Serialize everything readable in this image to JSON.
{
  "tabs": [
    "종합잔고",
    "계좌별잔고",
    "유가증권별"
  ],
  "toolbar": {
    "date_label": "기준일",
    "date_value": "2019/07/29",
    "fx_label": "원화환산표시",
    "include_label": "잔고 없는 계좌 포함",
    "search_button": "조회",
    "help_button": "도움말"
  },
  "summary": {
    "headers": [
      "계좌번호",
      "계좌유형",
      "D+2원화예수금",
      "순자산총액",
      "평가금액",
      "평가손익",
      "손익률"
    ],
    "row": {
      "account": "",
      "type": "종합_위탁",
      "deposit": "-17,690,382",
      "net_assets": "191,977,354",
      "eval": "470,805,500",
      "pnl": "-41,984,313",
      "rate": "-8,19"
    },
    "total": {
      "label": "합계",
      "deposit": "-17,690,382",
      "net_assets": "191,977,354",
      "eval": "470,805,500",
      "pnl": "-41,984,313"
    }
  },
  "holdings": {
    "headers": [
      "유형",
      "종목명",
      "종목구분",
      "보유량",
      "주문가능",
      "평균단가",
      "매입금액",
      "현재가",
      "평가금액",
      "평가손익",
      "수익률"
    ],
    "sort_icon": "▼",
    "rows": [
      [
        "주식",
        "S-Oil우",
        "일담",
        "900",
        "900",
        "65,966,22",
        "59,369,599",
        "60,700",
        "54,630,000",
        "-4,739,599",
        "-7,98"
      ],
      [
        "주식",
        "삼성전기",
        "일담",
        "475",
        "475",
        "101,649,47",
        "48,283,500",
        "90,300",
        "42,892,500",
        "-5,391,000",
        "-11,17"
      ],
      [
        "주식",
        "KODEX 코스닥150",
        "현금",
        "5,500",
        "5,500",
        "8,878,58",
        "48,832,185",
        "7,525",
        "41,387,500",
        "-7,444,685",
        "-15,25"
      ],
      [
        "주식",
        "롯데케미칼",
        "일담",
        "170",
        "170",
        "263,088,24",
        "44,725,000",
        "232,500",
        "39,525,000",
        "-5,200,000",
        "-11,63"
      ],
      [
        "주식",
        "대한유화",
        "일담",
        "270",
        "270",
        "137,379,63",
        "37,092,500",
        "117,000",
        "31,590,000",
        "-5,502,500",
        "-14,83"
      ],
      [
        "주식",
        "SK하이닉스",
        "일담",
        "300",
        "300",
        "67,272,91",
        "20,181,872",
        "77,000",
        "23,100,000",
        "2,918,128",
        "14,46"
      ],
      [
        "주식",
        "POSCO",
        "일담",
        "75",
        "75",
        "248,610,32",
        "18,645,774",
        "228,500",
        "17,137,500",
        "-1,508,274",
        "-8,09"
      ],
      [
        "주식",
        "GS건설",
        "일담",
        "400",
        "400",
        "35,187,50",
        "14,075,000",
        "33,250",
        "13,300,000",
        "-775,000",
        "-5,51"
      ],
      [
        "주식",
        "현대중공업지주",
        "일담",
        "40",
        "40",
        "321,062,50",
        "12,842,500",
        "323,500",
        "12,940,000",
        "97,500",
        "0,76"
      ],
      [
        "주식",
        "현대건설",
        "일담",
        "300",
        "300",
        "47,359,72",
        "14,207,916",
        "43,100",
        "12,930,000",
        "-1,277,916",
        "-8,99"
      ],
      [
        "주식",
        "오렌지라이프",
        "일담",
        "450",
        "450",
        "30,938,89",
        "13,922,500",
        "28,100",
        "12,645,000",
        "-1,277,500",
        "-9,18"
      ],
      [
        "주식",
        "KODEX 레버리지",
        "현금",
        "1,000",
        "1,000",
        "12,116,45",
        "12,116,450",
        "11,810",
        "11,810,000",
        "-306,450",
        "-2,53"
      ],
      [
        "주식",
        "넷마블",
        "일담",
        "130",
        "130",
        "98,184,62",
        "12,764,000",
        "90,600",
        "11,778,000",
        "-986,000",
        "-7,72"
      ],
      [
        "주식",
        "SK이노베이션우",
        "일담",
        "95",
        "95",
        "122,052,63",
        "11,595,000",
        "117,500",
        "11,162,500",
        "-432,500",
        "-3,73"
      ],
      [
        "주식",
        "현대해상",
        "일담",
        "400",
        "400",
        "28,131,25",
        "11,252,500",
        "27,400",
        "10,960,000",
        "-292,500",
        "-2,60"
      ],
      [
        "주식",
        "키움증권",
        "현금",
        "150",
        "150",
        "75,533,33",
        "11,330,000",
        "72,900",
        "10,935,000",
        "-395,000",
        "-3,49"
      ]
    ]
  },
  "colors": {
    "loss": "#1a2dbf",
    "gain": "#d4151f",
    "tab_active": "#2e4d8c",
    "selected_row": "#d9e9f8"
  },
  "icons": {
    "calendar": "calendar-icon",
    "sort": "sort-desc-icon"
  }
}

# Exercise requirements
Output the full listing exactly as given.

# Answer space
Serialize everything readable in this image to JSON.
{
  "tabs": [
    "종합잔고",
    "계좌별잔고",
    "유가증권별"
  ],
  "toolbar": {
    "date_label": "기준일",
    "date_value": "2019/07/29",
    "fx_label": "원화환산표시",
    "include_label": "잔고 없는 계좌 포함",
    "search_button": "조회",
    "help_button": "도움말"
  },
  "summary": {
    "headers": [
      "계좌번호",
      "계좌유형",
      "D+2원화예수금",
      "순자산총액",
      "평가금액",
      "평가손익",
      "손익률"
    ],
    "row": {
      "account": "",
      "type": "종합_위탁",
      "deposit": "-17,690,382",
      "net_assets": "191,977,354",
      "eval": "470,805,500",
      "pnl": "-41,984,313",
      "rate": "-8,19"
    },
    "total": {
      "label": "합계",
      "deposit": "-17,690,382",
      "net_assets": "191,977,354",
      "eval": "470,805,500",
      "pnl": "-41,984,313"
    }
  },
  "holdings": {
    "headers": [
      "유형",
      "종목명",
      "종목구분",
      "보유량",
      "주문가능",
      "평균단가",
      "매입금액",
      "현재가",
      "평가금액",
      "평가손익",
      "수익률"
    ],
    "sort_icon": "▼",
    "rows": [
      [
        "주식",
        "S-Oil우",
        "일담",
        "900",
        "900",
        "65,966,22",
        "59,369,599",
        "60,700",
        "54,630,000",
        "-4,739,599",
        "-7,98"
      ],
      [
        "주식",
        "삼성전기",
        "일담",
        "475",
        "475",
        "101,649,47",
        "48,283,500",
        "90,300",
        "42,892,500",
        "-5,391,000",
        "-11,17"
      ],
      [
        "주식",
        "KODEX 코스닥150",
        "현금",
        "5,500",
        "5,500",
        "8,878,58",
        "48,832,185",
        "7,525",
        "41,387,500",
        "-7,444,685",
        "-15,25"
      ],
      [
        "주식",
        "롯데케미칼",
        "일담",
        "170",
        "170",
        "263,088,24",
        "44,725,000",
        "232,500",
        "39,525,000",
        "-5,200,000",
        "-11,63"
      ],
      [
        "주식",
        "대한유화",
        "일담",
        "270",
        "270",
        "137,379,63",
        "37,092,500",
        "117,000",
        "31,590,000",
        "-5,502,500",
        "-14,83"
      ],
      [
        "주식",
        "SK하이닉스",
        "일담",
        "300",
        "300",
        "67,272,91",
        "20,181,872",
        "77,000",
        "23,100,000",
        "2,918,128",
        "14,46"
      ],
      [
        "주식",
        "POSCO",
        "일담",
        "75",
        "75",
        "248,610,32",
        "18,645,774",
        "228,500",
        "17,137,500",
        "-1,508,274",
        "-8,09"
      ],
      [
        "주식",
        "GS건설",
        "일담",
        "400",
        "400",
        "35,187,50",
        "14,075,000",
        "33,250",
        "13,300,000",
        "-775,000",
        "-5,51"
      ],
      [
        "주식",
        "현대중공업지주",
        "일담",
        "40",
        "40",
        "321,062,50",
        "12,842,500",
        "323,500",
        "12,940,000",
        "97,500",
        "0,76"
      ],
      [
        "주식",
        "현대건설",
        "일담",
        "300",
        "300",
        "47,359,72",
        "14,207,916",
        "43,100",
        "12,930,000",
        "-1,277,916",
        "-8,99"
      ],
      [
        "주식",
        "오렌지라이프",
        "일담",
        "450",
        "450",
        "30,938,89",
        "13,922,500",
        "28,100",
        "12,645,000",
        "-1,277,500",
        "-9,18"
      ],
      [
        "주식",
        "KODEX 레버리지",
        "현금",
        "1,000",
        "1,000",
        "12,116,45",
        "12,116,450",
        "11,810",
        "11,810,000",
        "-306,450",
        "-2,53"
      ],
      [
        "주식",
        "넷마블",
        "일담",
        "130",
        "130",
        "98,184,62",
        "12,764,000",
        "90,600",
        "11,778,000",
        "-986,000",
        "-7,72"
      ],
      [
        "주식",
        "SK이노베이션우",
        "일담",
        "95",
        "95",
        "122,052,63",
        "11,595,000",
        "117,500",
        "11,162,500",
        "-432,500",
        "-3,73"
      ],
      [
        "주식",
        "현대해상",
        "일담",
        "400",
        "400",
        "28,131,25",
        "11,252,500",
        "27,400",
        "10,960,000",
        "-292,500",
        "-2,60"
      ],
      [
        "주식",
        "키움증권",
        "현금",
        "150",
        "150",
        "75,533,33",
        "11,330,000",
        "72,900",
        "10,935,000",
        "-395,000",
        "-3,49"
      ]
    ]
  },
  "colors": {
    "loss": "#1a2dbf",
    "gain": "#d4151f",
    "tab_active": "#2e4d8c",
    "selected_row": "#d9e9f8"
  },
  "icons": {
    "calendar": "calendar-icon",
    "sort": "sort-desc-icon"
  }
}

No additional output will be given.